(Records supplied begins)

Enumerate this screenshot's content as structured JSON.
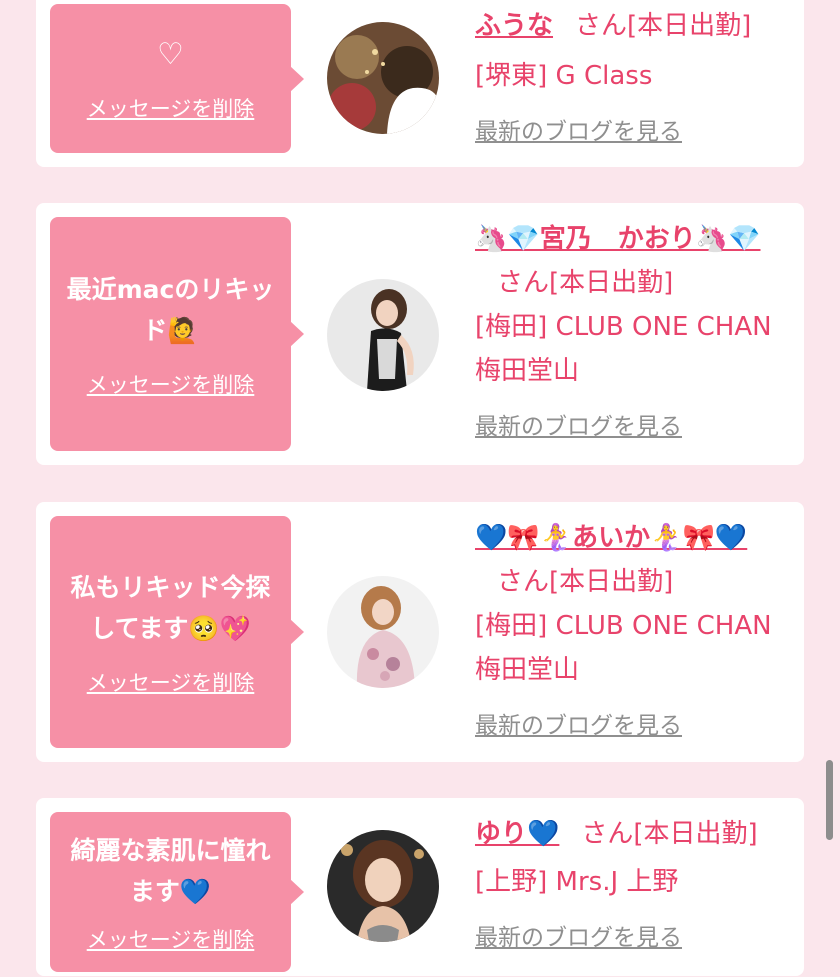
{
  "colors": {
    "page_background": "#fbe6ec",
    "card_background": "#ffffff",
    "bubble": "#f690a6",
    "accent_text": "#e8436b",
    "muted_link": "#8f8f8f"
  },
  "cards": [
    {
      "message": "♡",
      "delete_label": "メッセージを削除",
      "avatar_icon": "profile-photo",
      "name": "ふうな",
      "san_label": "さん[本日出勤]",
      "shop": "[堺東] G Class",
      "blog_label": "最新のブログを見る"
    },
    {
      "message": "最近macのリキッド🙋",
      "delete_label": "メッセージを削除",
      "avatar_icon": "profile-photo",
      "name": "🦄💎宮乃　かおり🦄💎",
      "san_label": "さん[本日出勤]",
      "shop": "[梅田] CLUB ONE CHAN 梅田堂山",
      "blog_label": "最新のブログを見る"
    },
    {
      "message": "私もリキッド今探してます🥺💖",
      "delete_label": "メッセージを削除",
      "avatar_icon": "profile-photo",
      "name": "💙🎀🧜‍♀️あいか🧜‍♀️🎀💙",
      "san_label": "さん[本日出勤]",
      "shop": "[梅田] CLUB ONE CHAN 梅田堂山",
      "blog_label": "最新のブログを見る"
    },
    {
      "message": "綺麗な素肌に憧れます💙",
      "delete_label": "メッセージを削除",
      "avatar_icon": "profile-photo",
      "name": "ゆり💙",
      "san_label": "さん[本日出勤]",
      "shop": "[上野] Mrs.J 上野",
      "blog_label": "最新のブログを見る"
    }
  ]
}
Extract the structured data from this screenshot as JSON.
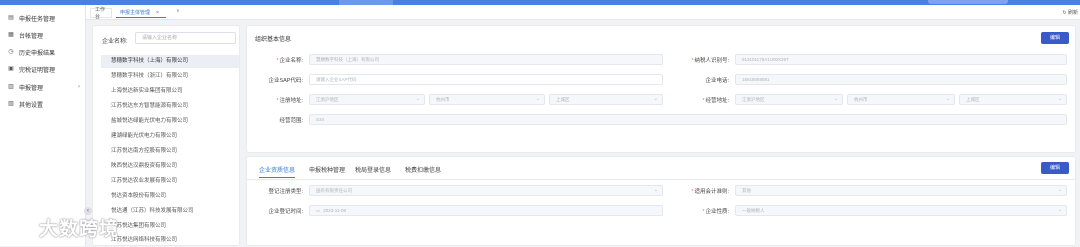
{
  "sidebar": {
    "items": [
      {
        "label": "申报任务管理",
        "icon": "document-icon"
      },
      {
        "label": "台帐管理",
        "icon": "ledger-icon"
      },
      {
        "label": "历史申报结果",
        "icon": "history-icon"
      },
      {
        "label": "完税证明管理",
        "icon": "certificate-icon"
      },
      {
        "label": "申报管理",
        "icon": "declare-icon"
      },
      {
        "label": "其他设置",
        "icon": "settings-icon"
      }
    ]
  },
  "tabs": {
    "home": "工作台",
    "active": "申报主体管理",
    "close": "×",
    "menu": "∨",
    "refresh": "刷新"
  },
  "search": {
    "label": "企业名称:",
    "placeholder": "请输入企业名称"
  },
  "companies": [
    "慧穗数字科技（上海）有限公司",
    "慧穗数字科技（浙江）有限公司",
    "上海悦达新实业集团有限公司",
    "江苏悦达东方智慧能源有限公司",
    "盐城悦达绿能光伏电力有限公司",
    "建湖绿能光伏电力有限公司",
    "江苏悦达南方控股有限公司",
    "陕西悦达汉鼎投资有限公司",
    "江苏悦达农业发展有限公司",
    "悦达资本股份有限公司",
    "悦达通（江苏）科技发展有限公司",
    "江苏悦达集团有限公司",
    "江苏悦达网络科技有限公司"
  ],
  "basic_info": {
    "title": "组织基本信息",
    "edit": "编辑",
    "company_name_label": "企业名称:",
    "company_name_value": "慧穗数字科技（上海）有限公司",
    "tax_id_label": "纳税人识别号:",
    "tax_id_value": "913101178A1U00X29T",
    "sap_label": "企业SAP代码:",
    "sap_placeholder": "请输入企业SAP代码",
    "phone_label": "企业电话:",
    "phone_value": "15618069581",
    "reg_addr_label": "注册地址:",
    "reg_province": "江浙沪地区",
    "reg_city": "杭州市",
    "reg_district": "上城区",
    "biz_addr_label": "经营地址:",
    "biz_province": "江浙沪地区",
    "biz_city": "杭州市",
    "biz_district": "上城区",
    "scope_label": "经营范围:",
    "scope_value": "S34"
  },
  "detail": {
    "tabs": [
      "企业资质信息",
      "申报税种管理",
      "税局登录信息",
      "税费扣缴信息"
    ],
    "edit": "编辑",
    "reg_type_label": "登记注册类型:",
    "reg_type_value": "国有有限责任公司",
    "accounting_label": "适用会计准则:",
    "accounting_value": "其他",
    "reg_time_label": "企业登记时间:",
    "reg_time_value": "2023-11-08",
    "nature_label": "企业性质:",
    "nature_value": "一般纳税人"
  },
  "watermark": {
    "text": "大数跨境"
  }
}
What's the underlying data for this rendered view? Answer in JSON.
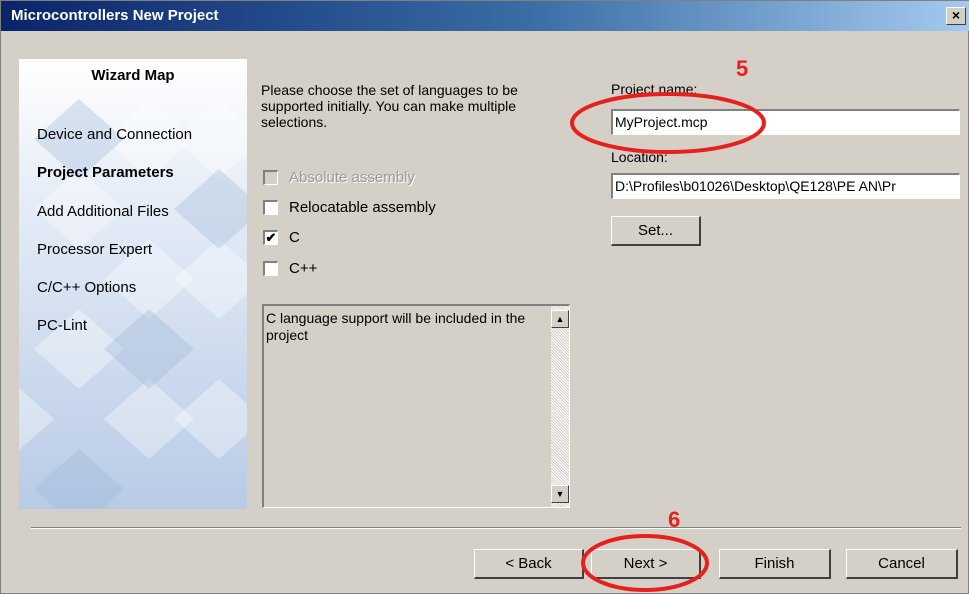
{
  "window": {
    "title": "Microcontrollers New Project",
    "close_glyph": "×"
  },
  "wizard_map": {
    "title": "Wizard Map",
    "items": [
      {
        "label": "Device and Connection",
        "current": false
      },
      {
        "label": "Project Parameters",
        "current": true
      },
      {
        "label": "Add Additional Files",
        "current": false
      },
      {
        "label": "Processor Expert",
        "current": false
      },
      {
        "label": "C/C++ Options",
        "current": false
      },
      {
        "label": "PC-Lint",
        "current": false
      }
    ]
  },
  "languages": {
    "description": "Please choose the set of languages to be supported initially. You can make multiple selections.",
    "options": [
      {
        "label": "Absolute assembly",
        "checked": false,
        "enabled": false
      },
      {
        "label": "Relocatable assembly",
        "checked": false,
        "enabled": true
      },
      {
        "label": "C",
        "checked": true,
        "enabled": true
      },
      {
        "label": "C++",
        "checked": false,
        "enabled": true
      }
    ],
    "info_text": "C language support will be included in the project"
  },
  "project": {
    "name_label": "Project name:",
    "name_value": "MyProject.mcp",
    "location_label": "Location:",
    "location_value": "D:\\Profiles\\b01026\\Desktop\\QE128\\PE AN\\Pr",
    "set_button": "Set..."
  },
  "buttons": {
    "back": "< Back",
    "next": "Next >",
    "finish": "Finish",
    "cancel": "Cancel"
  },
  "annotations": {
    "step_5": "5",
    "step_6": "6",
    "color": "#e8201c"
  },
  "icons": {
    "checkmark": "✔",
    "scroll_up": "▲",
    "scroll_down": "▼"
  }
}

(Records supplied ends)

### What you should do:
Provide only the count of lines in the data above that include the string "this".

### Answer to the problem:
3